It's a country that is neither part of Europe or Asia, has its own unique alphabet and is better known for medieval monks and Soviet dictators than high-speed internet – however the Republic of Georgia wants digital nomads to call it home.
The Caucus nation is granting new 'work-from-home' visas for international visitors to live and work remotely for up to 12 months.
Georgia (or საქართველო as it is known in the local Kartvelian language) is regularly confused with the US State and is only a third of the size.
You could be forgiven for not having heard of the county until now – however this should be exciting news for freelancers with a taste for adventure.
Within its 70,000 square kilometers are castles, beautiful mountains and scenic vineyards growing more wine varieties than the state of South Australia. The country has been appearing on more travel bucket lists every year as a gateway to central Asia.
More importantly, it's exceedingly affordable.
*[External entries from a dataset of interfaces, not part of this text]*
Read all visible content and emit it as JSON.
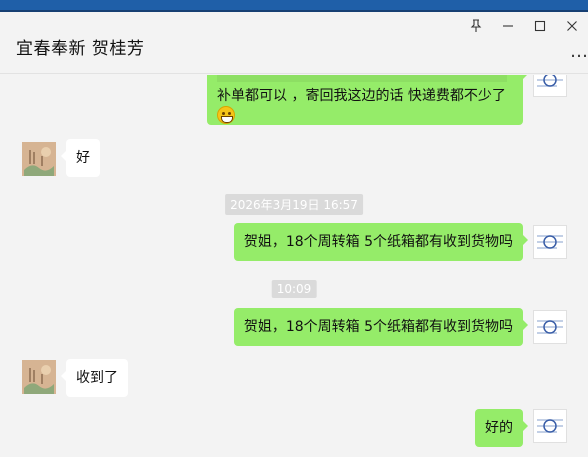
{
  "window": {
    "pin_icon": "pin-icon",
    "minimize_icon": "minimize-icon",
    "maximize_icon": "maximize-icon",
    "close_icon": "close-icon",
    "more_icon": "more-icon"
  },
  "chat": {
    "title": "宜春奉新 贺桂芳",
    "messages": [
      {
        "sender": "self",
        "text_line1": "补单都可以 ，寄回我这边的话 快递费都不少了",
        "emoji": "grin-emoji"
      },
      {
        "sender": "contact",
        "text": "好"
      },
      {
        "type": "timestamp",
        "text": "2026年3月19日 16:57"
      },
      {
        "sender": "self",
        "text": "贺姐，18个周转箱  5个纸箱都有收到货物吗"
      },
      {
        "type": "timestamp",
        "text": "10:09"
      },
      {
        "sender": "self",
        "text": "贺姐，18个周转箱  5个纸箱都有收到货物吗"
      },
      {
        "sender": "contact",
        "text": "收到了"
      },
      {
        "sender": "self",
        "text": "好的"
      }
    ]
  },
  "colors": {
    "outgoing_bubble": "#95ec69",
    "incoming_bubble": "#ffffff",
    "background": "#f3f3f3",
    "accent_bar": "#1f5fa8"
  }
}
The Cost of Living Index rates the capital Tbilisi at around 60 per cent cheaper than Auckland with monthly living costs per person comfortably under $620.
"We want to use this opportunity. We are talking about opening the border in a way to protect the health of our citizens, but, on the other hand, to bring to Georgia citizens of all countries who can work remotely," said Natia Turnava, the country's economy minister.
To start your new Georgian life you simply have to register on the online portal to provide information about your employment and a letter of consent to undergo a fortnight of self-isolation. Non-nationals have to be able to pay for their own quarantine expenses.
Then there is the potential drawback for 'digital nomads' and online freelancers that internet speed may not be quite what you're used to.
Average broadband speed in Tbilisi is 13 Mb/s around half that of Auckland.
But who's in a hurry? Pour yourself another glass of Amber wine, you have 12 months in one of the most beautiful and unexplored countries on earth.
Georgia is reopening to international travellers from July 31st and has fared well in its coronavirus response, recording only 1085 cases.
Other destinations opening up to WFH tourism
If traditional polyphonic Goran music is not your thing and you're after more guaranteed beach weather – you could do worse than Barbados.
The Caribbean island is offering its own version of the remote work visa from July 12.
The "12-month Barbados Welcome Stamp" grants a year-long span for visitors to work and play from the beach.
There are worse places to wait out the disruption of a pandemic.
Dial us up! We're swapping the tired office chair for a beach-side sunlounger.